Say how many lines in the entries hold the word "window", and reply with that number only.

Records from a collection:
- Opening Delimiter -

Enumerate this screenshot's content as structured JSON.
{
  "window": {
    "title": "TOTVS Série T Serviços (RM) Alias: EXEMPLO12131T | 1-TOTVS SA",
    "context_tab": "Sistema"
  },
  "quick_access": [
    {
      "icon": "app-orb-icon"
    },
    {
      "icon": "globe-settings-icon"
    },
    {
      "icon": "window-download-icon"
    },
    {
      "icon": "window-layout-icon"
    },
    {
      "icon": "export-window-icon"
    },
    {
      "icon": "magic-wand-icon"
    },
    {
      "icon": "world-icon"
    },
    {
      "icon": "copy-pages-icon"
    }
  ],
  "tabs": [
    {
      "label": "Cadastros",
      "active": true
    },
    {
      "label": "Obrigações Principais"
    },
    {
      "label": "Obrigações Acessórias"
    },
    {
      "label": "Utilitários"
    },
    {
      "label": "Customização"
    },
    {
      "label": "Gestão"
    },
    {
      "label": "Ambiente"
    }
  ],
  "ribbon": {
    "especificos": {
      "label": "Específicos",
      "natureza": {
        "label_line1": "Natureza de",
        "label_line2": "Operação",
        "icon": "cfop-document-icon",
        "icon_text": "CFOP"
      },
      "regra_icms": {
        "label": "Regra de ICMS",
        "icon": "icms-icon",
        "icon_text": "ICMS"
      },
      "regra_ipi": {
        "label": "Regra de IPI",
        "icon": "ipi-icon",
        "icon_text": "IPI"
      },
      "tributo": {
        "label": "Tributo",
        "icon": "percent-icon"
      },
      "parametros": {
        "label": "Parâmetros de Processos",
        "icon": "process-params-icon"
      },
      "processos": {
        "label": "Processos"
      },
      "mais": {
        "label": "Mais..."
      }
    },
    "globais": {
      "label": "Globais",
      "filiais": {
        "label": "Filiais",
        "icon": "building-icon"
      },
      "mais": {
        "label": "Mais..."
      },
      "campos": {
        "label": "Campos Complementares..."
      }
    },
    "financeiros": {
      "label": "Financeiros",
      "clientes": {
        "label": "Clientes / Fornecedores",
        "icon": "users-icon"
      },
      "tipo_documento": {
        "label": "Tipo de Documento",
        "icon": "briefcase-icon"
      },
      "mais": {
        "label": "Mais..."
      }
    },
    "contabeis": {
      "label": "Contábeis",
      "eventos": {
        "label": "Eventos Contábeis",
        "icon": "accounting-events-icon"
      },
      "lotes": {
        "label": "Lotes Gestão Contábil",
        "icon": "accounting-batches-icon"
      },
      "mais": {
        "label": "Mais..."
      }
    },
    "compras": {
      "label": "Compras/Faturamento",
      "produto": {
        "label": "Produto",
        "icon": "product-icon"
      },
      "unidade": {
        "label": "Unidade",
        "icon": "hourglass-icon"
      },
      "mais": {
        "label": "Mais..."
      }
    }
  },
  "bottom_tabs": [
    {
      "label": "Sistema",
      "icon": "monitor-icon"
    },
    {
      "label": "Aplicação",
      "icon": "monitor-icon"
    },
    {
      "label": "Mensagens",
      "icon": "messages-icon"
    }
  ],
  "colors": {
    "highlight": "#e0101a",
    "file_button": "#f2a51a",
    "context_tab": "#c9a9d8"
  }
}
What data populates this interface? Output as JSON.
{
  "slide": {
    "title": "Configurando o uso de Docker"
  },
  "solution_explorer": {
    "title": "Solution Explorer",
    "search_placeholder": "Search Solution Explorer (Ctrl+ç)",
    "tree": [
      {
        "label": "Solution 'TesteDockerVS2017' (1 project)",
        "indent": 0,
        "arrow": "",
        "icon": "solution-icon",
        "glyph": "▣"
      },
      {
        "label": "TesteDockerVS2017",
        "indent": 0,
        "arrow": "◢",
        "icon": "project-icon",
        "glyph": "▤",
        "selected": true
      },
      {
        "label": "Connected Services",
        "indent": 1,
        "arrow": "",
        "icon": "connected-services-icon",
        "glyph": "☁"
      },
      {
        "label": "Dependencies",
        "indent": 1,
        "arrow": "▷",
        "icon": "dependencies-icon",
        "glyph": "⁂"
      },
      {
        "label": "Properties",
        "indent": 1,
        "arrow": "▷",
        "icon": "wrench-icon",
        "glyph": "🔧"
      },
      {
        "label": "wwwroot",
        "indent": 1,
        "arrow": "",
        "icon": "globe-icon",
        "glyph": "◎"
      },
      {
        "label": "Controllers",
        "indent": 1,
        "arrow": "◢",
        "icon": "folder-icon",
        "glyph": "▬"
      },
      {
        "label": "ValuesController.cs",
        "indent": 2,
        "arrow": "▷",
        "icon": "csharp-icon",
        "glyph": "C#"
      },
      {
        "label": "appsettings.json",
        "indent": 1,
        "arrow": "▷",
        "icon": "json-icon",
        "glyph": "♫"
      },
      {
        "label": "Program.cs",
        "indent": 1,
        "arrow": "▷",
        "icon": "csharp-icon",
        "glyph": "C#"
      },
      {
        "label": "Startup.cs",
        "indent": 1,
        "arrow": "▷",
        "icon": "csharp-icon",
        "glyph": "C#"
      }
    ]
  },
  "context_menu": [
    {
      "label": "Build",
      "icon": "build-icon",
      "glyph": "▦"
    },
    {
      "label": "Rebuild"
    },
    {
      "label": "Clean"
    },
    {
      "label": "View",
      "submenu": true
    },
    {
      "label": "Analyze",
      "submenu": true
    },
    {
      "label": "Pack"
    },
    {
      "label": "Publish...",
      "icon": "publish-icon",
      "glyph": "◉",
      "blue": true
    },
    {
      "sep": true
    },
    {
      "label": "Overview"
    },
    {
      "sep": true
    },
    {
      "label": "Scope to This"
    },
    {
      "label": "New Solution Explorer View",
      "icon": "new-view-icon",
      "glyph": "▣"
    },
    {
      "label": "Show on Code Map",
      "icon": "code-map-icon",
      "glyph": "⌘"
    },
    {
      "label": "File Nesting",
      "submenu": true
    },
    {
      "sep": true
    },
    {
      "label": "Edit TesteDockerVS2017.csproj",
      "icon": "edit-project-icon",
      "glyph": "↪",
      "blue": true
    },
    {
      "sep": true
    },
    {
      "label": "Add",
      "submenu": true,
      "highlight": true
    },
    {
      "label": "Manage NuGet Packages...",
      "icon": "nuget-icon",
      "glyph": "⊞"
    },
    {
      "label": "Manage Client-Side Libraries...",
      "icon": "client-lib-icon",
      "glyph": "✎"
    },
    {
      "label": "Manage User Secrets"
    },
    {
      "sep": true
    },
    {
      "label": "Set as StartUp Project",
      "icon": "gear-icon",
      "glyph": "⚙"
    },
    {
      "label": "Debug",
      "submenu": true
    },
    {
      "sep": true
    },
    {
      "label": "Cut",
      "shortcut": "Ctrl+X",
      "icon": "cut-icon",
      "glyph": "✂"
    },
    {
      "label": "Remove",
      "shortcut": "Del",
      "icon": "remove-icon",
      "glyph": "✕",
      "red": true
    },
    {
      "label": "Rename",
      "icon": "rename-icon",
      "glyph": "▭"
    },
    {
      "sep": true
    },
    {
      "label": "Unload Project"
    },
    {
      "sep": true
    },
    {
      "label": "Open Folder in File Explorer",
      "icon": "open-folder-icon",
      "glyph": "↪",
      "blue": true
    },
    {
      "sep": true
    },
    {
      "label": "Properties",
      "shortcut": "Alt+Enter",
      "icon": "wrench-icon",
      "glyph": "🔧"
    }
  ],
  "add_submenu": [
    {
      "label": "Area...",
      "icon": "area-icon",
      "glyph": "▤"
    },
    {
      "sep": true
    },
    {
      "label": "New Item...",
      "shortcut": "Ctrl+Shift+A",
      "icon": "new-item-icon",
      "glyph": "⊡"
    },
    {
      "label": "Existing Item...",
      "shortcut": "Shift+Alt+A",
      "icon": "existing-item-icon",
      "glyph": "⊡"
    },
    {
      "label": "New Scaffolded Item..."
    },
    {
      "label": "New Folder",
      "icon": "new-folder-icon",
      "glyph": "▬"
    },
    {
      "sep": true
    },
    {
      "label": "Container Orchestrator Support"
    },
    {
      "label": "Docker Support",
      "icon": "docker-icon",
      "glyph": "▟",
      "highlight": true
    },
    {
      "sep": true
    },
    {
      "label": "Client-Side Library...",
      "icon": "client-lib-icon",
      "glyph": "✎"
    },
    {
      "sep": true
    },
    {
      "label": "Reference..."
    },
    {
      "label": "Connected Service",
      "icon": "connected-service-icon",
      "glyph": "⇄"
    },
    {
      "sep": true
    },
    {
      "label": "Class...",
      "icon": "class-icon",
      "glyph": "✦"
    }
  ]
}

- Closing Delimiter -

▸ The completed task
4